For over $7,000 per night, you’d think the resort fee would be included, right? We get upset paying a resort fee when the room is $120! So what does seven grand a night get you? Start with a room that measures in at just under 2,000 square feet. Actually, let’s start at the airport. When you land, you’ll receive car service to the resort. Upon arriving at the hotel, you’ll have a private check-in and a personal concierge for the length of your stay. You’ll have access to two private lounges, which include a complimentary continental breakfast in the morning, tea in the afternoon, drinks and hors d’oeuvres in the early evening and dessert bar at night. The private, covered lanai has stunning views of the ocean, with a large dining table and lounge chairs. Of course you’ll have access to the rest of the immaculate Grand Wailea grounds. If this isn’t enough for you, there’s also a 2-bedroom Grand Suite, but for information on it, you need to contact them directly. (Grand Wailea Napua Tower Suites)
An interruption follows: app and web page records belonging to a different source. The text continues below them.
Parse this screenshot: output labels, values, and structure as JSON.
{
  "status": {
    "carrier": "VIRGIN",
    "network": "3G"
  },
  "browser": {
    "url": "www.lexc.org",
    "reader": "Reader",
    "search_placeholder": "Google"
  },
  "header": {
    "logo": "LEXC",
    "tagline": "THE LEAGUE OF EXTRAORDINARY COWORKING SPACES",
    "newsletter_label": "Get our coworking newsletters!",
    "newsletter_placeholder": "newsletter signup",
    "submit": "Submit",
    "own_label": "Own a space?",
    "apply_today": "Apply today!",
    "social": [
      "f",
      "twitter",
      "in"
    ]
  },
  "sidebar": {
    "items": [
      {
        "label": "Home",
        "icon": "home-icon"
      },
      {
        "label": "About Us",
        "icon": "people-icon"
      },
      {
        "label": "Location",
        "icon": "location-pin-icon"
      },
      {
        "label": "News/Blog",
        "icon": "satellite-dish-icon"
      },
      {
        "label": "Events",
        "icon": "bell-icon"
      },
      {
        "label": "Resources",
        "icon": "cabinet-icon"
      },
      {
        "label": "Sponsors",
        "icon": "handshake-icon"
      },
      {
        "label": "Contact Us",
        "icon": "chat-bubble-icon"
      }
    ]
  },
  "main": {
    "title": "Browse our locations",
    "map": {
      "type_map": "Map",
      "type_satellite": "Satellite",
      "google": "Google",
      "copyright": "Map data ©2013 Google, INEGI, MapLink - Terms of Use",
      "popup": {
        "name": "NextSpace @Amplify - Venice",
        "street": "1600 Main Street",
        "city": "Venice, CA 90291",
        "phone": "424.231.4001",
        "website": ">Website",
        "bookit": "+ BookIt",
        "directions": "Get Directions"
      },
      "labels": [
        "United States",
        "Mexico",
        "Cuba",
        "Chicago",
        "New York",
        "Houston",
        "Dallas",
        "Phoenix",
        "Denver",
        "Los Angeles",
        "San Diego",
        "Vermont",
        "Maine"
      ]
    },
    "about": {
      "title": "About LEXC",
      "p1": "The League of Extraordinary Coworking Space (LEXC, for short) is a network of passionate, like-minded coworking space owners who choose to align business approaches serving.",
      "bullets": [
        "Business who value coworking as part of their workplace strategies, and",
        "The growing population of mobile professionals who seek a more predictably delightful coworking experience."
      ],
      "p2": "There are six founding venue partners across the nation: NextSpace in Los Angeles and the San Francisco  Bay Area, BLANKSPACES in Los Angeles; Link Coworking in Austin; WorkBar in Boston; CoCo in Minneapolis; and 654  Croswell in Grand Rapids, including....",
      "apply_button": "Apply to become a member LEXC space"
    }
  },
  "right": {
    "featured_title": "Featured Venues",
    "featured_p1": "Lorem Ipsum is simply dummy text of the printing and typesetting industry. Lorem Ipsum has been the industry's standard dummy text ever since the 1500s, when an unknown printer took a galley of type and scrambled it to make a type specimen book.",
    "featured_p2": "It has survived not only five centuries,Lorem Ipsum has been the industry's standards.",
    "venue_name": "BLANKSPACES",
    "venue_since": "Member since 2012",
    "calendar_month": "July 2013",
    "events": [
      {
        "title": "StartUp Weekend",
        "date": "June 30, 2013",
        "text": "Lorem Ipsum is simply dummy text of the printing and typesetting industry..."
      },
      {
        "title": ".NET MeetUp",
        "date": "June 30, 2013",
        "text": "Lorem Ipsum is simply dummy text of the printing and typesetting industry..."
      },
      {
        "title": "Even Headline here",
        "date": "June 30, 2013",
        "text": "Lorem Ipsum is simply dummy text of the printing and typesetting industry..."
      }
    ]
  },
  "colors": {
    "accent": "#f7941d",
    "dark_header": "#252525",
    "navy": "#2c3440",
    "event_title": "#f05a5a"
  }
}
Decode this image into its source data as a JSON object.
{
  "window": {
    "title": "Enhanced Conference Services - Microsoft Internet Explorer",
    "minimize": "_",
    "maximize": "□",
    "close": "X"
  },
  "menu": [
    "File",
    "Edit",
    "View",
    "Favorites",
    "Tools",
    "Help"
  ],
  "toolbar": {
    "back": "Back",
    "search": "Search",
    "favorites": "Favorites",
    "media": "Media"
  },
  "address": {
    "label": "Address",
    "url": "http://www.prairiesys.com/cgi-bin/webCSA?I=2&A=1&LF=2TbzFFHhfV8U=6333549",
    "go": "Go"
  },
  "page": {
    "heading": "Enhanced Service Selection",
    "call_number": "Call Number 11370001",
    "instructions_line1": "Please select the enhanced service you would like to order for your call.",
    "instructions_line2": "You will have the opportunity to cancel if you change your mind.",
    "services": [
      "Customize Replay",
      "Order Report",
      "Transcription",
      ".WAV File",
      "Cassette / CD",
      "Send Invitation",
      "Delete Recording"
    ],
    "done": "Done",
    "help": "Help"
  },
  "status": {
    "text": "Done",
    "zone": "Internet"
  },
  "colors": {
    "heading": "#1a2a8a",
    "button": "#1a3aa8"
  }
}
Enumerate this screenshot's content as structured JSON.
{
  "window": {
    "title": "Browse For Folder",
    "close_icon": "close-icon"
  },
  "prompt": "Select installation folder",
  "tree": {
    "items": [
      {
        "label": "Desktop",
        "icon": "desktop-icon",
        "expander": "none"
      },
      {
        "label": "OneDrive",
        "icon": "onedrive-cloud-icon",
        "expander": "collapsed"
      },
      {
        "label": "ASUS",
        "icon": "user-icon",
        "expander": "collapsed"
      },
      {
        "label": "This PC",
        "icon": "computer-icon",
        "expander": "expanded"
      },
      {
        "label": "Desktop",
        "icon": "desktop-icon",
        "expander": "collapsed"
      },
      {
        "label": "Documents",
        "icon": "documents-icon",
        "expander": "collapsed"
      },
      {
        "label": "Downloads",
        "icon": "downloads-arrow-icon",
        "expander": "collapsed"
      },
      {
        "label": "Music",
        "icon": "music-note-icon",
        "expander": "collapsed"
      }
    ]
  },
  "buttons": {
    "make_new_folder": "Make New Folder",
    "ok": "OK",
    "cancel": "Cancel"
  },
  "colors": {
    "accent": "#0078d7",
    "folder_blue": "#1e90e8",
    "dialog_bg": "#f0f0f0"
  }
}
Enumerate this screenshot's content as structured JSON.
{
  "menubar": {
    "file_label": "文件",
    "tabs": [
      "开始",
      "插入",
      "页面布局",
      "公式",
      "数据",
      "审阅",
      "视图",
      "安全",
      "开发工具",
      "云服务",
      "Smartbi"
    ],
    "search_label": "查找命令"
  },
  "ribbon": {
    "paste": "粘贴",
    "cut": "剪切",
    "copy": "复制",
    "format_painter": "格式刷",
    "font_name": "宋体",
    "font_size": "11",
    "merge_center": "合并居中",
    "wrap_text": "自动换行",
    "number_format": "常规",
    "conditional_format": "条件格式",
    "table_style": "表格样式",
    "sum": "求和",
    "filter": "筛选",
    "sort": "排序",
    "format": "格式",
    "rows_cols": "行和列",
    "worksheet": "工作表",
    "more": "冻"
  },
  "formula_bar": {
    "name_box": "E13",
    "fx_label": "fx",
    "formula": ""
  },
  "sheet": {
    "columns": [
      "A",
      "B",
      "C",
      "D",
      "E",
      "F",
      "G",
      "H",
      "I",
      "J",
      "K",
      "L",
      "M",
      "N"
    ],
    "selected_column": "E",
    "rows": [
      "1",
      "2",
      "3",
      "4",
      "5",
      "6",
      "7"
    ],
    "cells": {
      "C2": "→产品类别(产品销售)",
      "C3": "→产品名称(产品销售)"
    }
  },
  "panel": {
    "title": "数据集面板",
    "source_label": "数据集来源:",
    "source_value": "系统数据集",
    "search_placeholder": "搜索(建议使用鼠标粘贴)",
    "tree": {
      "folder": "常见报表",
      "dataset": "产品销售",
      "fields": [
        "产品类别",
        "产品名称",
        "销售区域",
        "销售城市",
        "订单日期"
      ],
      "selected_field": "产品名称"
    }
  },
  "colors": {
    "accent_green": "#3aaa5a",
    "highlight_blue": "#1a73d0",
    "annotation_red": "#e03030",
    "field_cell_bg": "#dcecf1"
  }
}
Ritz-Carlton Presidential Suite
$4,930 (plus $35 resort fee)
Checking it at 2,560 square feet, the one-bedroom/1.5 bathroom suite features two large lanais with full ocean views and the master bathroom has both a marble soaking tub and a shower, as well as a state-of-the-art TOTO bidet-style toilet. You also get full club access, which includes continental breakfast, all-day cocktails and soft drinks/juices and snacks and evening hors d’ oeuvres. It was hard to find open dates to get a room rate, but the rate we show here is for January 23, 2018, which was the day the article was written, we imagine if you’re booking in advance it would be a lot more! (Ritz-Carlton Kapalua)
Ho’olei at Grand Wailea
Deluxe Ocean View Three Bedroom Villa
$4795 per night
Located at the highest elevation of the property, this three-bedroom/3.5 bathroom villa is equipped with a private elevator, attached garage, full kitchen, barbecue and two lanais with panoramic views of the ocean. Though these villas are “homes,” the grounds contain a full-service concierge, a swimming pool with a waterfall and gym facilities. In addition to that, you also have access to everything the Grand Wailea hotel offers, including a gorgeous pool, spa facilities, restaurants and beach access. (Ho’olei at Grand Wailea)
What’s the nicest place you’ve stayed in? Indulge us in the comments below…